Dad with Daughter

Whether it’s physically being there for a baseball game or piano recital, or emotionally being there to provide warmth or support in a tough time, there appears to be a shift in how fathers are viewing their roles.

Jonathan Jarvis BYU

With youth hockey teams being organized by age groups, the idea has persisted that kids born earlier in a year have a greater athletic advantage than kids born later in the year. BYU researchers show a trend reversal happening.

Jacob Rugh in front of houses

With the possibility of more mass deportations ahead, BYU sociology professor Jacob Rugh discovered a link between the mass deportations from 2005 to 2013 and the foreclosures that contributed to a housing crisis.

Sisters at BYU graduation

More kids in your family. Less education. This pattern isn’t new, but a team of researchers led by BYU sociology professor Ben Gibbs studied why that educational dip occurs and found that there are exceptions to the trend.

The majority of the United States' poor aren't sitting on street corners. They're employed at low-paying jobs, struggling to support themselves and a family. 

A new study of high school activities bears this message for incoming high school students: Play what the smart kids play.

Loads of studies over the years have shown that children who were breastfed score higher on IQ tests and perform better in school, but the reason why remained unclear.

In the long run, encouraging a baby to finish the last ounce in their bottle might be doing more harm than good.

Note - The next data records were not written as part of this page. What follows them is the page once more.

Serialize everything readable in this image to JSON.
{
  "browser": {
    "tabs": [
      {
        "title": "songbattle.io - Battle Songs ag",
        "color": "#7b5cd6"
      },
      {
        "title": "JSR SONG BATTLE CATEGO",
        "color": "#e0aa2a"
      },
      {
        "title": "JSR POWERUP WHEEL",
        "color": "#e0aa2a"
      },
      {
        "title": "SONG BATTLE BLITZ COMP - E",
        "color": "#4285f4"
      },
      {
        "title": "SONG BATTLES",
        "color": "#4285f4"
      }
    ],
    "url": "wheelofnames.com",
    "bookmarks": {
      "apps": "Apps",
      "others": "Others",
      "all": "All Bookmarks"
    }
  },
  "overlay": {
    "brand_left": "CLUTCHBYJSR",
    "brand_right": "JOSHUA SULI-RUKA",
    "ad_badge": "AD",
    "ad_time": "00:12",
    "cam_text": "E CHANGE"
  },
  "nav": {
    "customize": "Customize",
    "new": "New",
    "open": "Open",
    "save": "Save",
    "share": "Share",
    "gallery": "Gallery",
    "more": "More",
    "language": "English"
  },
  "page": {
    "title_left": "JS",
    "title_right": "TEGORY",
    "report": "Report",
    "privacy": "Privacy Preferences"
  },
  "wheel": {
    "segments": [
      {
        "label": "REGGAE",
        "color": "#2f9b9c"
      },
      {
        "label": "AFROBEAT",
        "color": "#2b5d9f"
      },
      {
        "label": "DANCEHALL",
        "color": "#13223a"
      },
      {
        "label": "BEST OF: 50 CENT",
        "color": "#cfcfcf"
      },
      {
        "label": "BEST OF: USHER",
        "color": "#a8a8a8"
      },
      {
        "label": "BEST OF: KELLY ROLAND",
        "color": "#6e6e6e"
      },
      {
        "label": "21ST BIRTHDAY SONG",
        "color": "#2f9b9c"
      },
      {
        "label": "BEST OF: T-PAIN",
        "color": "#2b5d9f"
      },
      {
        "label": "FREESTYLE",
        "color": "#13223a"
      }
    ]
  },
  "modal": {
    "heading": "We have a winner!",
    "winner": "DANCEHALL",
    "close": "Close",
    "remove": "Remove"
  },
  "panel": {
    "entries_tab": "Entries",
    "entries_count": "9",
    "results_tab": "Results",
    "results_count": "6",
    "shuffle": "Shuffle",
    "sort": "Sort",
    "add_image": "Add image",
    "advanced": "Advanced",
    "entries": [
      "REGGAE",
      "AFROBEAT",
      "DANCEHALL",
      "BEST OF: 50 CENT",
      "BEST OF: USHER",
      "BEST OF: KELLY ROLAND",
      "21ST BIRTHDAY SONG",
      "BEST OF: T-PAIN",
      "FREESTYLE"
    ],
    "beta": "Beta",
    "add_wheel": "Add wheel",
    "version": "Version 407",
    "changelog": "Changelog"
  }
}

Though magazines often create lists of the “best places to live,” a new study suggests that no community is more or less likely than another to foster a sense of community attachment.